### What is required:
Without the pictures, give the entries below again exactly as written.

———

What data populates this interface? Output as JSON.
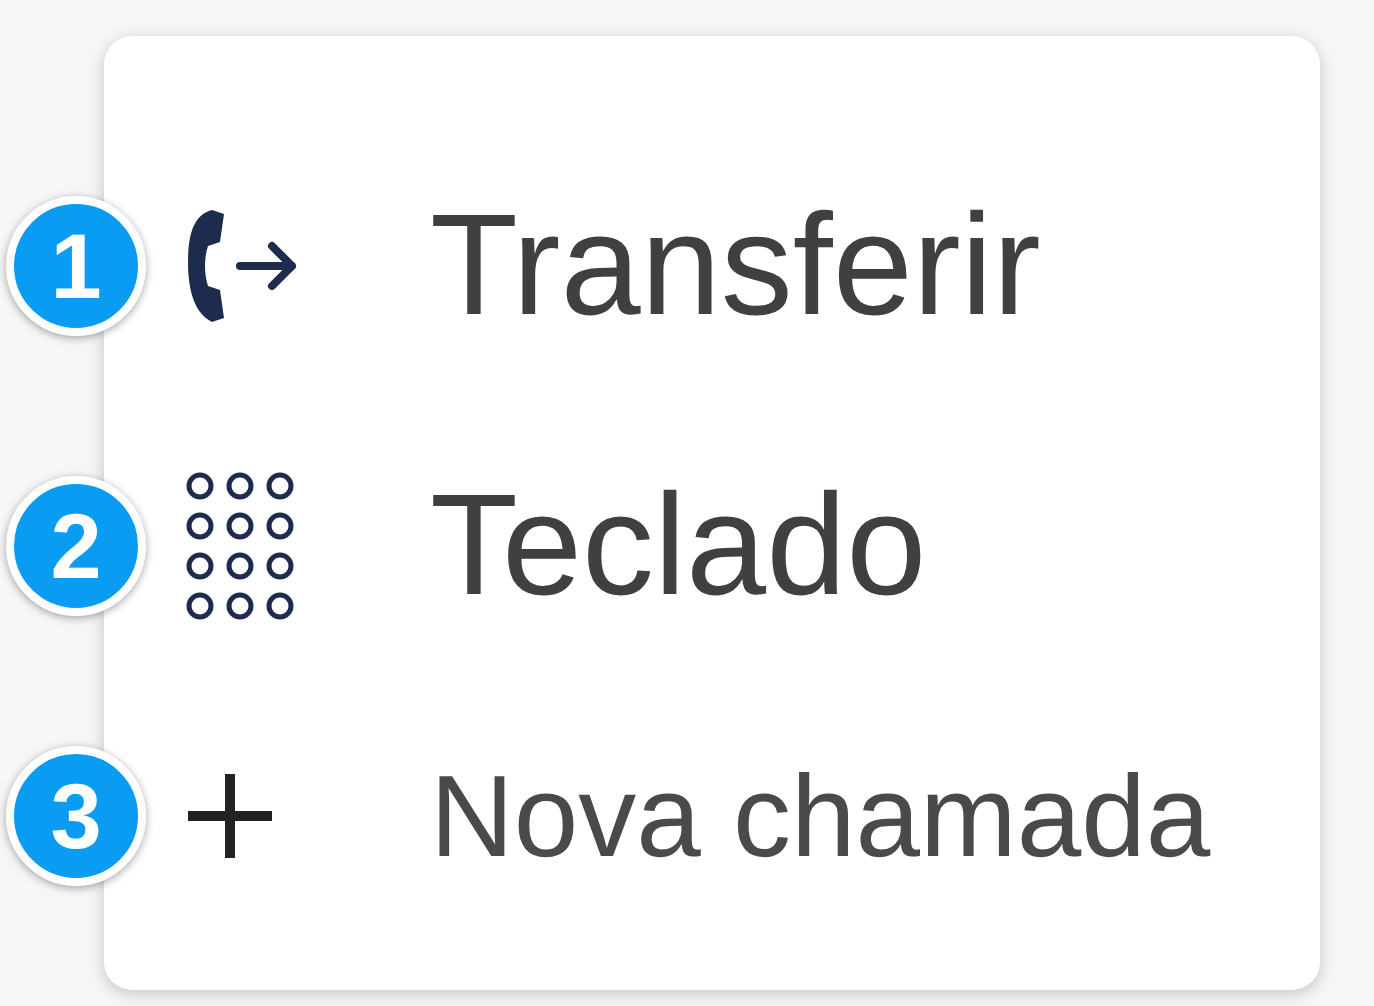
{
  "menu": {
    "items": [
      {
        "kind": "transfer",
        "label": "Transferir",
        "badge": "1"
      },
      {
        "kind": "keypad",
        "label": "Teclado",
        "badge": "2"
      },
      {
        "kind": "new-call",
        "label": "Nova chamada",
        "badge": "3"
      }
    ]
  }
}
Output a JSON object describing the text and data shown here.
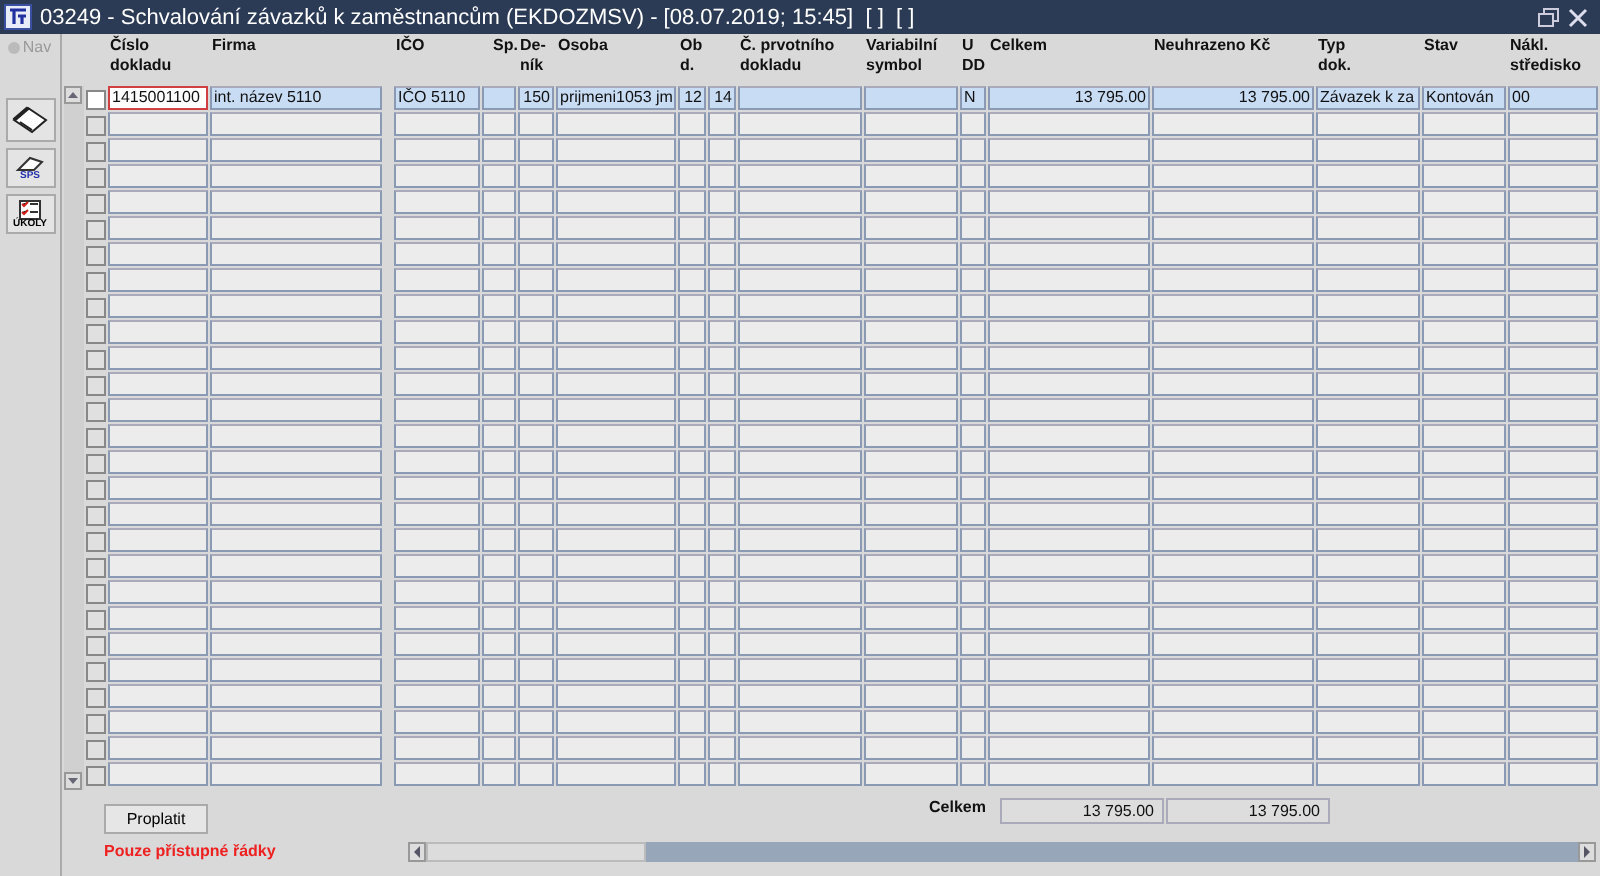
{
  "window": {
    "title": "03249 - Schvalování závazků k zaměstnancům (EKDOZMSV) - [08.07.2019; 15:45]  [ ]  [ ]"
  },
  "toolbar": {
    "nav_label": "Nav",
    "tools": [
      {
        "kind": "eraser"
      },
      {
        "kind": "sps",
        "label": "SPS"
      },
      {
        "kind": "ukoly",
        "label": "ÚKOLY"
      }
    ]
  },
  "table": {
    "columns": [
      {
        "label": "Číslo\ndokladu"
      },
      {
        "label": "Firma"
      },
      {
        "label": "IČO"
      },
      {
        "label": "Sp."
      },
      {
        "label": "De-\nník"
      },
      {
        "label": "Osoba"
      },
      {
        "label": "Ob\nd."
      },
      {},
      {
        "label": "Č. prvotního\ndokladu"
      },
      {
        "label": "Variabilní\nsymbol"
      },
      {
        "label": "U\nDD"
      },
      {
        "label": "Celkem"
      },
      {
        "label": "Neuhrazeno Kč"
      },
      {
        "label": "Typ\ndok."
      },
      {
        "label": "Stav"
      },
      {
        "label": "Nákl.\nstředisko"
      }
    ],
    "rows": [
      {
        "selected": true,
        "checked": false,
        "cells": [
          "1415001100",
          "int. název 5110",
          "IČO 5110",
          "",
          "150",
          "prijmeni1053 jm",
          "12",
          "14",
          "",
          "",
          "N",
          "13 795.00",
          "13 795.00",
          "Závazek k za",
          "Kontován",
          "00"
        ]
      },
      {
        "selected": false,
        "checked": false
      },
      {
        "selected": false,
        "checked": false
      },
      {
        "selected": false,
        "checked": false
      },
      {
        "selected": false,
        "checked": false
      },
      {
        "selected": false,
        "checked": false
      },
      {
        "selected": false,
        "checked": false
      },
      {
        "selected": false,
        "checked": false
      },
      {
        "selected": false,
        "checked": false
      },
      {
        "selected": false,
        "checked": false
      },
      {
        "selected": false,
        "checked": false
      },
      {
        "selected": false,
        "checked": false
      },
      {
        "selected": false,
        "checked": false
      },
      {
        "selected": false,
        "checked": false
      },
      {
        "selected": false,
        "checked": false
      },
      {
        "selected": false,
        "checked": false
      },
      {
        "selected": false,
        "checked": false
      },
      {
        "selected": false,
        "checked": false
      },
      {
        "selected": false,
        "checked": false
      },
      {
        "selected": false,
        "checked": false
      },
      {
        "selected": false,
        "checked": false
      },
      {
        "selected": false,
        "checked": false
      },
      {
        "selected": false,
        "checked": false
      },
      {
        "selected": false,
        "checked": false
      },
      {
        "selected": false,
        "checked": false
      },
      {
        "selected": false,
        "checked": false
      },
      {
        "selected": false,
        "checked": false
      }
    ],
    "totals": {
      "label": "Celkem",
      "values": [
        "13 795.00",
        "13 795.00"
      ]
    }
  },
  "footer": {
    "button": "Proplatit",
    "notice": "Pouze přístupné řádky"
  }
}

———

### Answer for this exercise:
What data populates this interface? Output as JSON.
{
  "menu": {
    "items": [
      {
        "kind": "transfer",
        "label": "Transferir",
        "badge": "1"
      },
      {
        "kind": "keypad",
        "label": "Teclado",
        "badge": "2"
      },
      {
        "kind": "new-call",
        "label": "Nova chamada",
        "badge": "3"
      }
    ]
  }
}
Output a JSON object describing the text and data shown here.
{
  "window": {
    "title": "03249 - Schvalování závazků k zaměstnancům (EKDOZMSV) - [08.07.2019; 15:45]  [ ]  [ ]"
  },
  "toolbar": {
    "nav_label": "Nav",
    "tools": [
      {
        "kind": "eraser"
      },
      {
        "kind": "sps",
        "label": "SPS"
      },
      {
        "kind": "ukoly",
        "label": "ÚKOLY"
      }
    ]
  },
  "table": {
    "columns": [
      {
        "label": "Číslo\ndokladu"
      },
      {
        "label": "Firma"
      },
      {
        "label": "IČO"
      },
      {
        "label": "Sp."
      },
      {
        "label": "De-\nník"
      },
      {
        "label": "Osoba"
      },
      {
        "label": "Ob\nd."
      },
      {},
      {
        "label": "Č. prvotního\ndokladu"
      },
      {
        "label": "Variabilní\nsymbol"
      },
      {
        "label": "U\nDD"
      },
      {
        "label": "Celkem"
      },
      {
        "label": "Neuhrazeno Kč"
      },
      {
        "label": "Typ\ndok."
      },
      {
        "label": "Stav"
      },
      {
        "label": "Nákl.\nstředisko"
      }
    ],
    "rows": [
      {
        "selected": true,
        "checked": false,
        "cells": [
          "1415001100",
          "int. název 5110",
          "IČO 5110",
          "",
          "150",
          "prijmeni1053 jm",
          "12",
          "14",
          "",
          "",
          "N",
          "13 795.00",
          "13 795.00",
          "Závazek k za",
          "Kontován",
          "00"
        ]
      },
      {
        "selected": false,
        "checked": false
      },
      {
        "selected": false,
        "checked": false
      },
      {
        "selected": false,
        "checked": false
      },
      {
        "selected": false,
        "checked": false
      },
      {
        "selected": false,
        "checked": false
      },
      {
        "selected": false,
        "checked": false
      },
      {
        "selected": false,
        "checked": false
      },
      {
        "selected": false,
        "checked": false
      },
      {
        "selected": false,
        "checked": false
      },
      {
        "selected": false,
        "checked": false
      },
      {
        "selected": false,
        "checked": false
      },
      {
        "selected": false,
        "checked": false
      },
      {
        "selected": false,
        "checked": false
      },
      {
        "selected": false,
        "checked": false
      },
      {
        "selected": false,
        "checked": false
      },
      {
        "selected": false,
        "checked": false
      },
      {
        "selected": false,
        "checked": false
      },
      {
        "selected": false,
        "checked": false
      },
      {
        "selected": false,
        "checked": false
      },
      {
        "selected": false,
        "checked": false
      },
      {
        "selected": false,
        "checked": false
      },
      {
        "selected": false,
        "checked": false
      },
      {
        "selected": false,
        "checked": false
      },
      {
        "selected": false,
        "checked": false
      },
      {
        "selected": false,
        "checked": false
      },
      {
        "selected": false,
        "checked": false
      }
    ],
    "totals": {
      "label": "Celkem",
      "values": [
        "13 795.00",
        "13 795.00"
      ]
    }
  },
  "footer": {
    "button": "Proplatit",
    "notice": "Pouze přístupné řádky"
  }
}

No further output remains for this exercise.